Assad told his audience and the news media, "This was under the world's gaze and its silence, and not one state dared to issue a statement or stance towards this, as though nothing happened."
Arafat's actual cause of death, originally thought to be a brain hemorrhage that lead to coma in 2004, has never been made public. Israel has always maintained it had nothing to do with the PLO leader's death.
"When the Syrian president thinks up this sort of delusional accusation one has to wonder what is going on behind the scenes in Damascus," said Israel's foreign ministry spokesman Mark Ragev.
"We have said on more than one occasion that we are for a full public disclosure of Mr. Arafat's medical documentation. We have nothing to fear from full transparency."
This latest verbal attack on Israel is part and parcel of a number other grievances voiced by Assad. A member of the same political as Saddam Hussein -- the Ba'ath Party, a fascist-socialist dictatorship -- Assad left behind his own mass graves when his troops and intelligence agents were ordered to withdraw from Lebanon.
Last week this writer reported that Assad had shown signs of easing his iron grip on the country's politics by releasing five political prisoners at the urging of United States officials.
Besides his reign of terror in Syria and Lebanon, President Bashar al-Assad of Syria is believed to have secretly incited Iraq's top Shia leader to declare holy war against US and British forces, according to Washington's former administrator in the country. In his new book, My Year in Iraq, Paul Bremer claims he was privy to the intelligence in October 2003 while tensions between factions increased throughout the Iraq after the US-lead ouster of the Butcher of Baghdad.
The original intelligence report came from a super-senior player in Iraqi politics, the top leader of the majority Shia community, Grand Ayatollah Ali al-Sistani.
According to Bremer, the information was revealed to him by Mowaffak al-Rubaie, a senior Shia politician involved in negotiations with the ayatollah. The Syrian leader had apparently recalled the history of the Shia-led uprising against the British military forces in 1920 and urged the Shia to repeat history.The report greatly disturbed and angered US civilian and military leaders based in Iraq.
"This was an act of extraordinary irresponsibility from Syria's president," Mr. Bremer writes.
"We had good intelligence showing that many insurgents and terrorists were coming into Iraq through Syria."

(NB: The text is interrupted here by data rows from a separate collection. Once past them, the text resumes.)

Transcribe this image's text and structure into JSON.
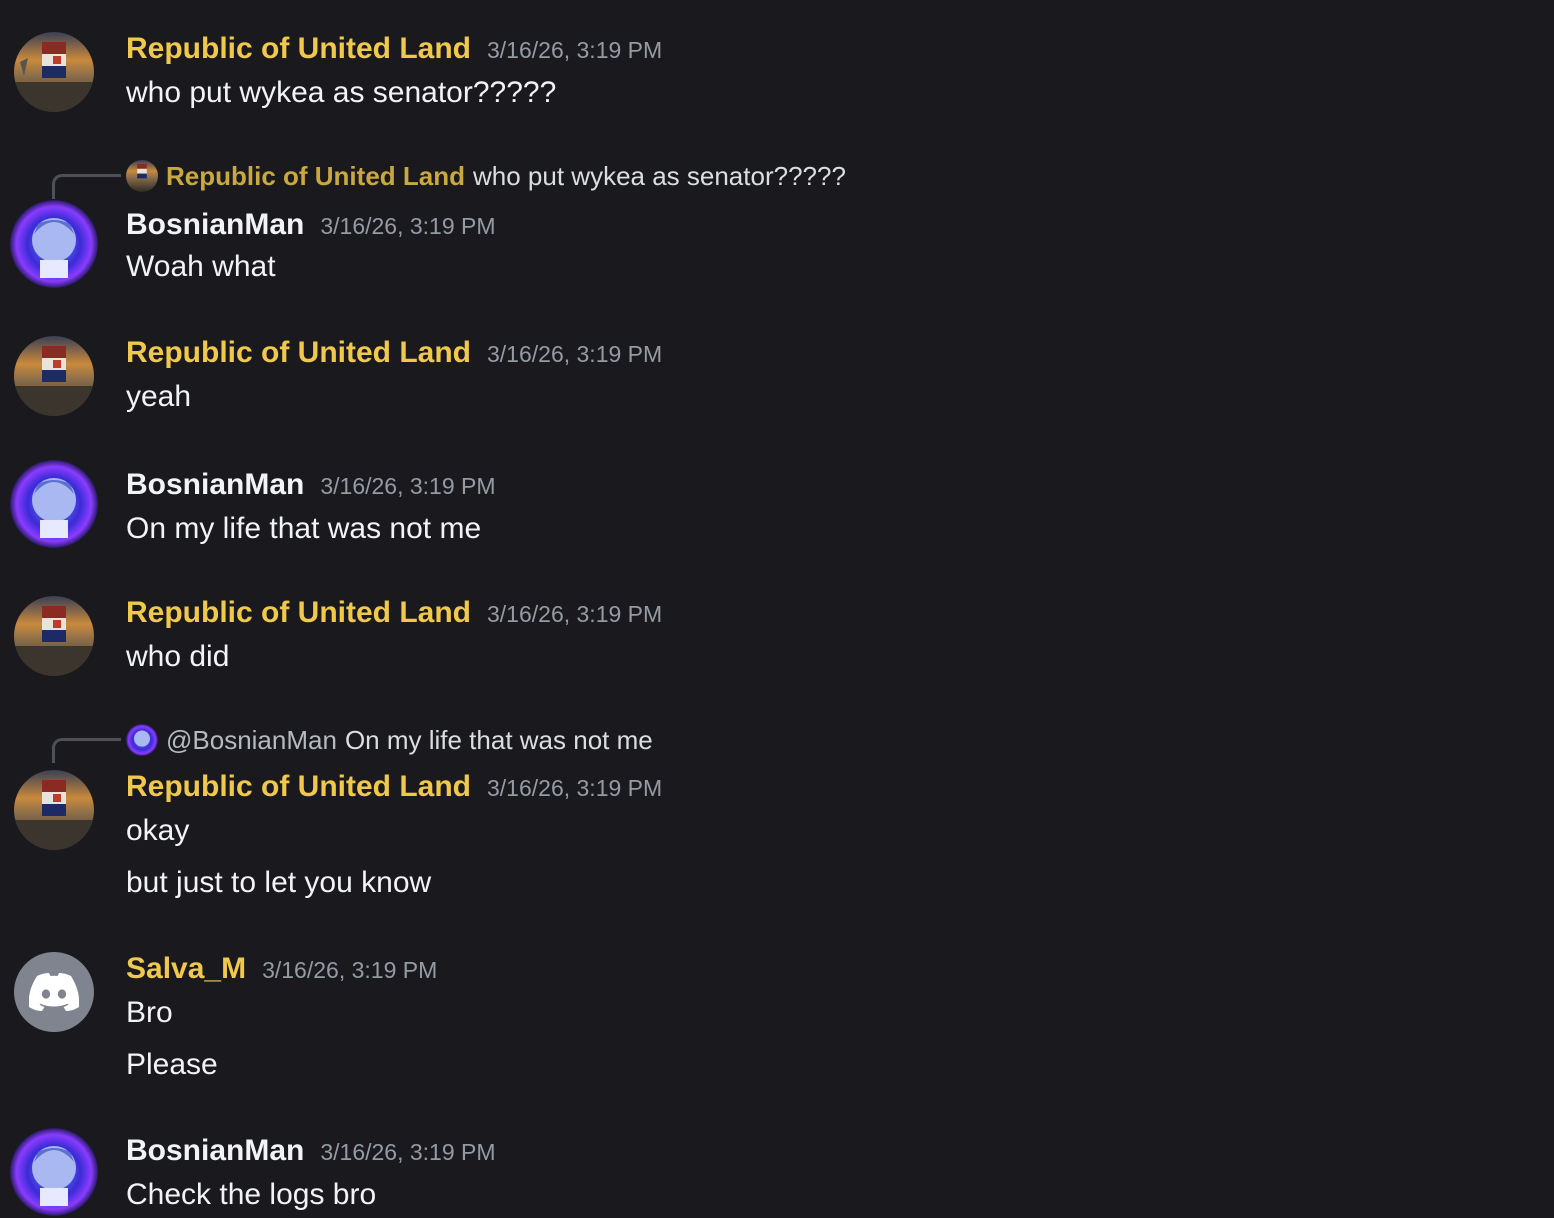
{
  "users": {
    "rul": "Republic of United Land",
    "bosnian": "BosnianMan",
    "salva": "Salva_M"
  },
  "colors": {
    "background": "#1a1a1e",
    "role_gold": "#f0c94c",
    "timestamp": "#949ba4",
    "text": "#f2f3f5"
  },
  "messages": [
    {
      "author": "Republic of United Land",
      "timestamp": "3/16/26, 3:19 PM",
      "lines": [
        "who put wykea as senator?????"
      ]
    },
    {
      "reply_to": {
        "name": "Republic of United Land",
        "text": "who put wykea as senator?????"
      },
      "author": "BosnianMan",
      "timestamp": "3/16/26, 3:19 PM",
      "lines": [
        "Woah what"
      ]
    },
    {
      "author": "Republic of United Land",
      "timestamp": "3/16/26, 3:19 PM",
      "lines": [
        "yeah"
      ]
    },
    {
      "author": "BosnianMan",
      "timestamp": "3/16/26, 3:19 PM",
      "lines": [
        "On my life that was not me"
      ]
    },
    {
      "author": "Republic of United Land",
      "timestamp": "3/16/26, 3:19 PM",
      "lines": [
        "who did"
      ]
    },
    {
      "reply_to": {
        "name": "@BosnianMan",
        "text": "On my life that was not me"
      },
      "author": "Republic of United Land",
      "timestamp": "3/16/26, 3:19 PM",
      "lines": [
        "okay",
        "but just to let you know"
      ]
    },
    {
      "author": "Salva_M",
      "timestamp": "3/16/26, 3:19 PM",
      "lines": [
        "Bro",
        "Please"
      ]
    },
    {
      "author": "BosnianMan",
      "timestamp": "3/16/26, 3:19 PM",
      "lines": [
        "Check the logs bro"
      ]
    }
  ]
}
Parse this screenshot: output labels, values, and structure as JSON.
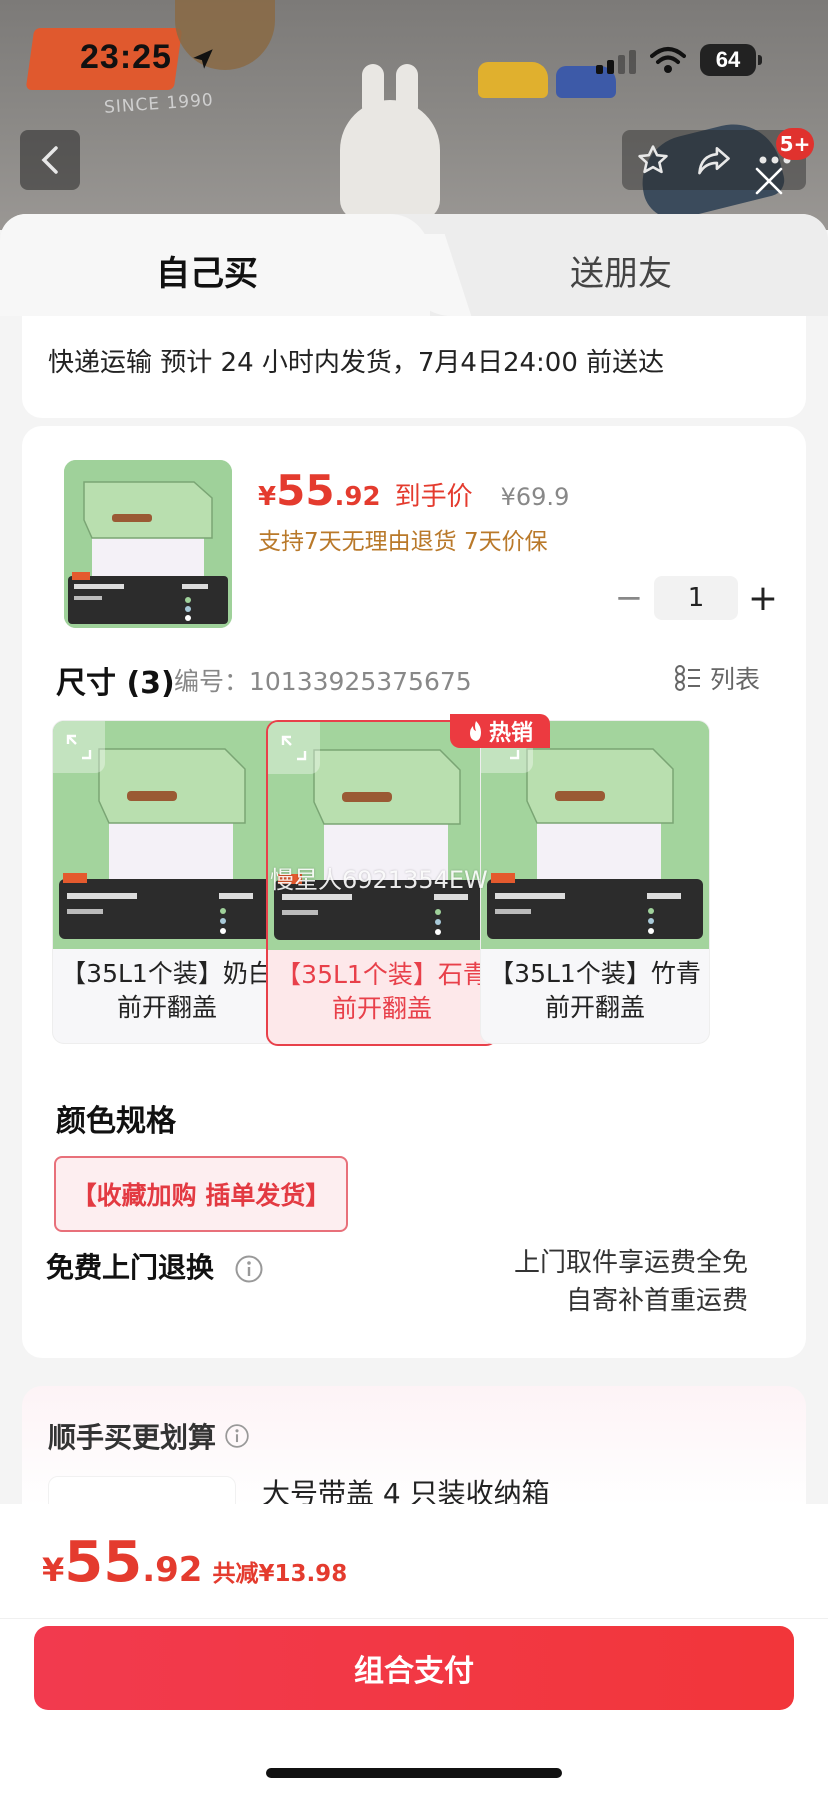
{
  "status_bar": {
    "time": "23:25",
    "battery": "64"
  },
  "background": {
    "brand_since": "SINCE 1990"
  },
  "nav": {
    "message_badge": "5+"
  },
  "tabs": [
    {
      "label": "自己买"
    },
    {
      "label": "送朋友"
    }
  ],
  "shipping": {
    "text": "快递运输 预计 24 小时内发货，7月4日24:00 前送达"
  },
  "product": {
    "price_symbol": "¥",
    "price_int": "55",
    "price_dec": ".92",
    "price_tag": "到手价",
    "original_price": "¥69.9",
    "promise": "支持7天无理由退货  7天价保",
    "quantity": "1",
    "minus": "−",
    "plus": "+"
  },
  "size": {
    "title": "尺寸 (3)",
    "sku_no": "编号：10133925375675",
    "list_label": "列表",
    "variants": [
      {
        "label": "【35L1个装】奶白 前开翻盖"
      },
      {
        "label": "【35L1个装】石青 前开翻盖"
      },
      {
        "label": "【35L1个装】竹青 前开翻盖"
      }
    ],
    "hot_label": "热销",
    "watermark": "慢星人6921354EW"
  },
  "color": {
    "title": "颜色规格",
    "option": "【收藏加购 插单发货】"
  },
  "return": {
    "title": "免费上门退换",
    "line1": "上门取件享运费全免",
    "line2": "自寄补首重运费"
  },
  "addon": {
    "title": "顺手买更划算",
    "item_name": "大号带盖 4 只装收纳箱"
  },
  "bottom": {
    "total_symbol": "¥",
    "total_int": "55",
    "total_dec": ".92",
    "total_save": "共减¥13.98",
    "pay_label": "组合支付"
  },
  "colors": {
    "accent": "#e43b2e",
    "promise": "#b9792a",
    "product_green": "#a3d49d"
  }
}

US leaders credit this message from Assad with inciting the Shia rebellion. If he had succeeded, the coalition would have faced an extremely bloody two-front uprising, costing thousands of lives.
Syria's President trying to increase an armed conflict inside Iraq explains Washington's visible hostility towards the Assad-Ba'ath Party regime. The members of the European Union view Assad as a leader with an almost obsessive desire to stand up to Israel and stay in power. On the other hand, within the Bush Administration, he is viewed as a far more dangerous figure.
Jim Kouri, CPP is currently fifth vice-president of the National Association of Chiefs of Police. He's former chief at a New York City housing project in Washington Heights nicknamed "Crack City" by reporters covering the drug war in the 1980s. In addition, he served as director of public safety at a New Jersey university and director of security for a number of organizations. He's also served on the National Drug Task Force and trained police and security officers throughout the country. He writes for many police and crime magazines including Chief of Police, Police Times, The Narc Officer, Campus Law Enforcement Journal, and others. He's appeared as on-air commentator for over 100 TV and radio news and talk shows including Oprah, McLaughlin Report, CNN Headline News, MTV, Fox News, etc. His book Assume The Position is available at Amazon.Com, Booksamillion.com, and can be ordered at local bookstores. Kouri holds a bachelor of science in criminal justice and master of arts in public administration and he's a board certified protection professional.